Reflections on TJ and Judicial Education
It is almost a year now since I have returned to the bench and have been the magistrate for the East Kimberley region of Western Australia. Yes, comprehensive law, therapeutic jurisprudence and non-adversarial justice have extended even to the remotest regions. My time for blogging has been limited, with the extensive circuit commitments that I have. But I have a short period now before I go on leave during which I can put thoughts to computer (and Internet).
I have been fortunate so far this year to have been involved in two programs on the application of therapeutic jurisprudence to judging: the Solution-Focused Judging program conducted in Melbourne by the National Judicial College of Australia---it took me a full day of air travel to get there from Kununurra---and an online course on judging in problem-solving courts organised by the National Judicial Institute of Canada, the National Judicial College of Australia, the Center for Court Innovation and others.

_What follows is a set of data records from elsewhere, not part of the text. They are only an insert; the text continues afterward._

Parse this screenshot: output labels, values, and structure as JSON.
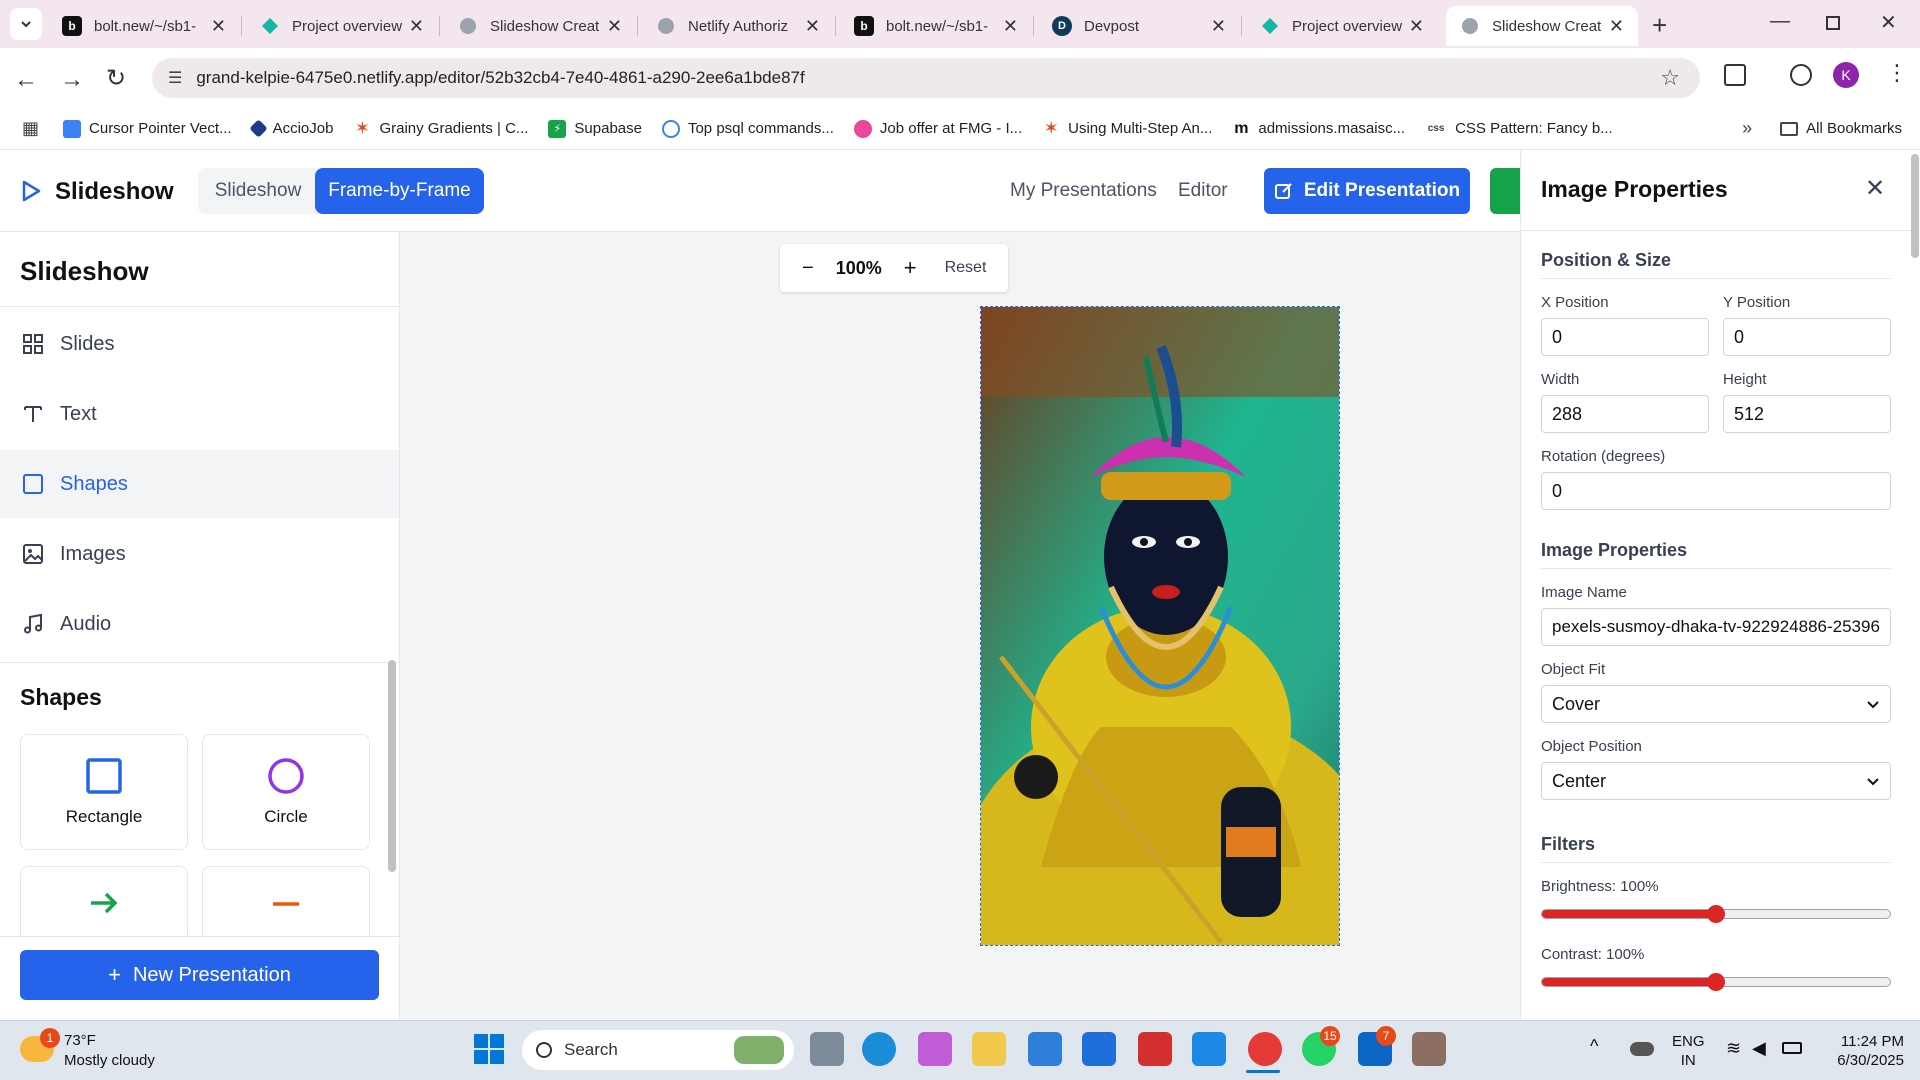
{
  "browser": {
    "tabs": [
      {
        "title": "bolt.new/~/sb1-"
      },
      {
        "title": "Project overview"
      },
      {
        "title": "Slideshow Creat"
      },
      {
        "title": "Netlify Authoriz"
      },
      {
        "title": "bolt.new/~/sb1-"
      },
      {
        "title": "Devpost"
      },
      {
        "title": "Project overview"
      },
      {
        "title": "Slideshow Creat"
      }
    ],
    "url": "grand-kelpie-6475e0.netlify.app/editor/52b32cb4-7e40-4861-a290-2ee6a1bde87f",
    "profile_initial": "K",
    "bookmarks": [
      {
        "label": "Cursor Pointer Vect..."
      },
      {
        "label": "AccioJob"
      },
      {
        "label": "Grainy Gradients | C..."
      },
      {
        "label": "Supabase"
      },
      {
        "label": "Top psql commands..."
      },
      {
        "label": "Job offer at FMG - I..."
      },
      {
        "label": "Using Multi-Step An..."
      },
      {
        "label": "admissions.masaisc..."
      },
      {
        "label": "CSS Pattern: Fancy b..."
      }
    ],
    "all_bookmarks": "All Bookmarks"
  },
  "app": {
    "brand": "Slideshow",
    "mode_tabs": {
      "slideshow": "Slideshow",
      "frame": "Frame-by-Frame"
    },
    "nav_links": {
      "my_presentations": "My Presentations",
      "editor": "Editor"
    },
    "edit_button": "Edit Presentation",
    "accent_color": "#2563eb"
  },
  "sidebar": {
    "title": "Slideshow",
    "items": [
      {
        "label": "Slides",
        "icon": "grid-icon"
      },
      {
        "label": "Text",
        "icon": "text-icon"
      },
      {
        "label": "Shapes",
        "icon": "square-icon"
      },
      {
        "label": "Images",
        "icon": "image-icon"
      },
      {
        "label": "Audio",
        "icon": "music-icon"
      }
    ],
    "active_item": "Shapes",
    "shapes_heading": "Shapes",
    "shapes": [
      {
        "label": "Rectangle"
      },
      {
        "label": "Circle"
      },
      {
        "label": ""
      },
      {
        "label": ""
      }
    ],
    "new_presentation": "New Presentation"
  },
  "zoom": {
    "value": "100%",
    "reset": "Reset"
  },
  "panel": {
    "title": "Image Properties",
    "position_size": {
      "heading": "Position & Size",
      "x_label": "X Position",
      "x_value": "0",
      "y_label": "Y Position",
      "y_value": "0",
      "w_label": "Width",
      "w_value": "288",
      "h_label": "Height",
      "h_value": "512",
      "rot_label": "Rotation (degrees)",
      "rot_value": "0"
    },
    "image_props": {
      "heading": "Image Properties",
      "name_label": "Image Name",
      "name_value": "pexels-susmoy-dhaka-tv-922924886-25396",
      "fit_label": "Object Fit",
      "fit_value": "Cover",
      "pos_label": "Object Position",
      "pos_value": "Center"
    },
    "filters": {
      "heading": "Filters",
      "brightness_label": "Brightness: 100%",
      "brightness_fraction": 0.5,
      "contrast_label": "Contrast: 100%",
      "contrast_fraction": 0.5
    }
  },
  "taskbar": {
    "weather_temp": "73°F",
    "weather_desc": "Mostly cloudy",
    "weather_badge": "1",
    "search": "Search",
    "whatsapp_badge": "15",
    "linkedin_badge": "7",
    "lang": "ENG",
    "region": "IN",
    "time": "11:24 PM",
    "date": "6/30/2025"
  }
}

These programs brought home to me the inroads that therapeutic jurisprudence principles are making into judicial practice and judicial education. The online program enabled judicial officers from Australia, Canada, New Zealand and the US, including Puerto Rico and others (such as TJ founder David Wexler and psychologist and TJ scholar Astrid Birgden), to exchange insights and techniques of practice in this important area. Even though there are distinct differences between jurisdictions, insights and techniques can in many cases be adapted for use in multiple jurisdictions.
I was able to access the course and contribute both from my chambers in Kununurra and my chambers on circuit in Halls Creek (which is about 359 km south of Kununurra). It made me feel less remote from the world!
In Australia, the preference amongst the judiciary now is to use the term ‘solution-focused judging’ rather than ‘problem-solving judging’ for two reasons: ‘solution-focused’ is an expression more directed to the positive and it also does not imply that the court is responsible for solving people’s problems but rather has a role as a facilitator, empowering people with the assistance of professionals to resolve underlying issues contributing to their legal problem. It is an approach to judging grounded in therapeutic jurisprudence, which values the therapeutic and the autonomy of the individual, amongst other justice system values.
The course in May was very popular and is set to be an ongoing program of the National Judicial College of Australia. We were fortunate to have the Chief Justice of Western Australia, Wayne Martin to open the conference, to have that great pioneer of drug courts, Peggy Fulton Hora to speak at the conference, to have other great presenters such as Astrid Birgden and to have pioneering Australian judicial officers also participating. The course, held over two days, was packed with useful information.
So these are important and inspiring developments in judicial education and practice and TJ and, I think, indicate some future directions in judicial education. The ongoing challenge for judicial education and the application of therapeutic jurisprudence in Australia is to penetrate beyond the magistrate’s court level to the intermediate court (District or County Court) and higher court (Supreme Court) levels. There are some promising signs in this direction but more work needs to be done for TJ practice to be seen to be an important component of judging in these courts.